Kidney transplant candidates (KTCs) must provide informed consent to accept kidneys from increased risk donors (IRD), but poorly understand them. We conducted a multisite, randomized controlled trial to evaluate the efficacy of a mobile Web application, Inform Me, for increasing knowledge about IRDs.Methods
Kidney transplant candidates undergoing transplant evaluation at 2 transplant centers were randomized to use Inform Me after routine transplant education (intervention) or routine transplant education alone (control). Computer adaptive learning method reinforced learning by embedding educational material, and initial (test 1) and additional test questions (test 2) into each chapter. Knowledge (primary outcome) was assessed in person after education (tests 1 and 2), and 1 week later by telephone (test 3). Controls did not receive test 2. Willingness to accept an IRD kidney (secondary outcome) was assessed after tests 1 and 3. Linear regression test 1 knowledge scores were used to test the significance of Inform Me exposure after controlling for covariates. Multiple imputation was used for intention-to-treat analysis.Results
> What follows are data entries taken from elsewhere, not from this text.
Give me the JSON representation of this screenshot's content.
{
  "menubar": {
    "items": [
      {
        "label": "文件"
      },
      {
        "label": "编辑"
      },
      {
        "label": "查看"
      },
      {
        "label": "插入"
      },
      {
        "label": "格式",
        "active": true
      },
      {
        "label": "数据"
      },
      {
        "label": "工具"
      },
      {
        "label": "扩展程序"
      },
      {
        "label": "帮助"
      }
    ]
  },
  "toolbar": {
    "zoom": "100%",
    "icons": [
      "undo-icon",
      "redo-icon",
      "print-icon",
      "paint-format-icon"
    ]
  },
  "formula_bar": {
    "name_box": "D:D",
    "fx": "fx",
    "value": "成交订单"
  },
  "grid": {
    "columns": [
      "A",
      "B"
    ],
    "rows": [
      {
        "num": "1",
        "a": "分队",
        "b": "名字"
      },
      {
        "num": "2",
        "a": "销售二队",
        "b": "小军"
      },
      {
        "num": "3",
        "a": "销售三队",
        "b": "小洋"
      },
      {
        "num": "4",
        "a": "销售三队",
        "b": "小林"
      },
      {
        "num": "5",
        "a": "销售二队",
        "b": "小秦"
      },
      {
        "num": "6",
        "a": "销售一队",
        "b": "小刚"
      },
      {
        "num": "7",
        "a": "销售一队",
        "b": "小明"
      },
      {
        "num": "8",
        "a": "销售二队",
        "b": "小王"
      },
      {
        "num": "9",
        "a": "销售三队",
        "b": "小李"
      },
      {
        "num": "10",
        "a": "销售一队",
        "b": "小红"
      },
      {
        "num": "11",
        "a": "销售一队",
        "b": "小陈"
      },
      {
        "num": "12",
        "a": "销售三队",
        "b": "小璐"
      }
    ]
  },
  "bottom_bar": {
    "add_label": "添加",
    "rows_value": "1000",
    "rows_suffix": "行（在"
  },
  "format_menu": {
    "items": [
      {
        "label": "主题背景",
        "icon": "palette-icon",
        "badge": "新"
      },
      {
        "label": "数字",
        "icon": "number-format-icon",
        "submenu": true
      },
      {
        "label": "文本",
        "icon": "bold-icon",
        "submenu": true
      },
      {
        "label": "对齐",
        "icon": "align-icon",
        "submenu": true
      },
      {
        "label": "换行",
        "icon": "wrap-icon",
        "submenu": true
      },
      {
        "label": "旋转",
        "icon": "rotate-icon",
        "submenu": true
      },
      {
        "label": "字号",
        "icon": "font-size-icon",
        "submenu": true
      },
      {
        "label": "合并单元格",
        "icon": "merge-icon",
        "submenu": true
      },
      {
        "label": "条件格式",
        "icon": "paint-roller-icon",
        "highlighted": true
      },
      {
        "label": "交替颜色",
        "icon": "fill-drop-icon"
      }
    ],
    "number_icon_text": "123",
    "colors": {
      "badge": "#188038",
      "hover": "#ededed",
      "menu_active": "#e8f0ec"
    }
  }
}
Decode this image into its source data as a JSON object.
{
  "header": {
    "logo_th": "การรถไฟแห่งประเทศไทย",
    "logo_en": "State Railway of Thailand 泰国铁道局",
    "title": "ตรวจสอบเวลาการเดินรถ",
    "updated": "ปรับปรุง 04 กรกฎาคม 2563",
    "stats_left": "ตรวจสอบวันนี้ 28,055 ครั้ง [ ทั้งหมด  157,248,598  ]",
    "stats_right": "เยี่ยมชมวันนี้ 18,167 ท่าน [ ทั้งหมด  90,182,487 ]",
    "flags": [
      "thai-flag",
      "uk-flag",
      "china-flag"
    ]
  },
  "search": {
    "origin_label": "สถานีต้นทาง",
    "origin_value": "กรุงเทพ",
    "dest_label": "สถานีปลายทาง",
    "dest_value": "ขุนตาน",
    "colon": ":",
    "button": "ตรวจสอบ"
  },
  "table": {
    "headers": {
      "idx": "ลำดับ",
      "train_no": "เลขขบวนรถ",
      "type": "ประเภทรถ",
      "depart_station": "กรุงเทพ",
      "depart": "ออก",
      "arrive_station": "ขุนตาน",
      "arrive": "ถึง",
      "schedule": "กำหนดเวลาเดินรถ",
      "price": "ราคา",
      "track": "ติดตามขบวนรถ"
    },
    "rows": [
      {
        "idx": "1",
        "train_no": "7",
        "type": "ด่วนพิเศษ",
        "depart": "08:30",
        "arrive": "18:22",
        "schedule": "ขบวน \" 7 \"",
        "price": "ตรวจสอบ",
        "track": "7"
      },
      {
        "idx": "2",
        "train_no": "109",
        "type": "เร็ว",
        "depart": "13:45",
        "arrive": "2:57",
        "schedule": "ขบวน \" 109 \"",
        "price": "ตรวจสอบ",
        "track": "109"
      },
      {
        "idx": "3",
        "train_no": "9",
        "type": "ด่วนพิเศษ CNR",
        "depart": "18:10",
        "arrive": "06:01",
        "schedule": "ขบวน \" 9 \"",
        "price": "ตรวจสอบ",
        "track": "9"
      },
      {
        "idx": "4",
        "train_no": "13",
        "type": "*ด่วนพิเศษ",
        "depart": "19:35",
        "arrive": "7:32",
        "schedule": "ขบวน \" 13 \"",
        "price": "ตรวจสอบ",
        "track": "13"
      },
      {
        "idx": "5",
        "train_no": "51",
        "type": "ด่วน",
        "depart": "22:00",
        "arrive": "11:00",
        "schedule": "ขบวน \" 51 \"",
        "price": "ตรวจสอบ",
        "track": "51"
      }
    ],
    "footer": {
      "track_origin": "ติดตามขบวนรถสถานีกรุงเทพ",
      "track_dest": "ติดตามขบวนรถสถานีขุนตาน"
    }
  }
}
Two hundred eighty-eight KTCs participated. Intervention participants had higher test 1 knowledge scores (mean difference, 6.61; 95% confidence interval [95% CI], 5.37-7.86) than control participants, representing a 44% higher score than control participants' scores. Intervention participants' knowledge scores increased with educational reinforcement (test 2) compared with control arm test 1 scores (mean difference, 9.50; 95% CI, 8.27-10.73). After 1 week, intervention participants' knowledge remained greater than controls' knowledge (mean difference, 3.63; 95% CI, 2.49-4.78) (test 3). Willingness to accept an IRD kidney did not differ between study arms at tests 1 and 3.Conclusions
Inform Me use was associated with greater KTC knowledge about IRD kidneys above routine transplant education alone.